Honey, the sweet gooey food bees produce from the nectar of flowers, is a popular sweetener in cooking and baking. Have you ever wondered how honey is produced and why bees make honey in the first place? Honey is produced by bees regurgitating the nectar they have drunk into each other's mouths (and back again) until it is partially digested. It is then stored in the honeycomb until evaporation makes it thick. Honey is actually food for bees too; they eat what they have stored in their hives during the winter months.1
There are numerous kinds of honey, which differ in color and flavor based on which plants the nectar came from. Clover honey is the most common type, but you can also find wildflower honey, lavender honey, orange blossom honey, manuka honey, etc.2
Honey can crystallize over time; it is still perfectly safe (in fact, honey has no expiration date) and can be returned to a more fluid state by reheating it.3
Many people proclaim the health benefits of honey, saying it possesses antibacterial, antiviral, anti-inflammatory, and antioxidant properties. Although the extent of its health benefits in humans remains unclear, studies have indeed confirmed that honey can help with cold symptoms and even heal wounds and prevent infections. If you're looking to reap the potential health benefits, dark raw (i.e. less processed) honey is likely the best option.4 However, it is important to note honey is still sugar and should be consumed in moderation.

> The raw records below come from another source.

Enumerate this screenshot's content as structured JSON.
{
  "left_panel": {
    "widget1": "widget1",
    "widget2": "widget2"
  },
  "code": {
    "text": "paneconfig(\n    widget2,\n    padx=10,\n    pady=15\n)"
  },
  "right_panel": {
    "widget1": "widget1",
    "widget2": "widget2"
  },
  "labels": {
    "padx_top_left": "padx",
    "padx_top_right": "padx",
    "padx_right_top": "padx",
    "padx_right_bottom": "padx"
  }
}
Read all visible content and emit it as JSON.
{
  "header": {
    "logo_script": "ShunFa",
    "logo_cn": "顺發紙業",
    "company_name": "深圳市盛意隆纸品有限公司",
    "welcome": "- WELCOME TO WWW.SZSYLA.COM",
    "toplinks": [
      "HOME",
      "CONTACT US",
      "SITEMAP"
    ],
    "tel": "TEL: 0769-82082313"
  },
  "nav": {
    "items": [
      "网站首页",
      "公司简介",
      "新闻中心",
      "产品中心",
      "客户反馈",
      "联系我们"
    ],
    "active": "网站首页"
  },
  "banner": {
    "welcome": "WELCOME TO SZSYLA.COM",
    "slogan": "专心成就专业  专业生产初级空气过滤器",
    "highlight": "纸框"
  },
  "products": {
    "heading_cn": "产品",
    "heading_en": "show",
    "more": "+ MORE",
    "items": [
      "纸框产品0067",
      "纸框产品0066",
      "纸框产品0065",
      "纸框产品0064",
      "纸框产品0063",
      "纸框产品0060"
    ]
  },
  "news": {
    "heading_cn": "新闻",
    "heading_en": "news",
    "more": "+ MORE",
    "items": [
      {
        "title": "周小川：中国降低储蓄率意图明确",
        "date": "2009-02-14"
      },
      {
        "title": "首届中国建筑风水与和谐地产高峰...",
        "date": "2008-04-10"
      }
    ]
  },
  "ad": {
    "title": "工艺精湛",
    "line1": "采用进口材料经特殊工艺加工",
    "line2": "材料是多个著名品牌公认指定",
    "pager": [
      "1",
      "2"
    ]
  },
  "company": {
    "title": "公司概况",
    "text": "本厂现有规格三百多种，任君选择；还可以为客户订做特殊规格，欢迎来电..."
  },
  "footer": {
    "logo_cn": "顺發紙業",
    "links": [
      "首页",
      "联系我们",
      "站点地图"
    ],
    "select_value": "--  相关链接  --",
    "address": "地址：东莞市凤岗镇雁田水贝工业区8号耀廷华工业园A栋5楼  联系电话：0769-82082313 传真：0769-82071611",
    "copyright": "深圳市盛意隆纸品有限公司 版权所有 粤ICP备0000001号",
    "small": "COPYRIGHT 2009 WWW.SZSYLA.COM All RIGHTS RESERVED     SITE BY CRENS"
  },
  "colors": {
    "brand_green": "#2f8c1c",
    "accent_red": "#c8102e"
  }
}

Buying local honey from beekeepers in your area not only supports your community but helps those beekeepers protect bees! LocalHarvest can help you locate some tasty honey produced near you.
The nutrition DNA of honey. For example, you can see that 1 tablespoon honey covers 58% of your daily allowance of sugar and 6% of the recommended Carbohydrates intake. Hover over the bars to see which nutrient is covered.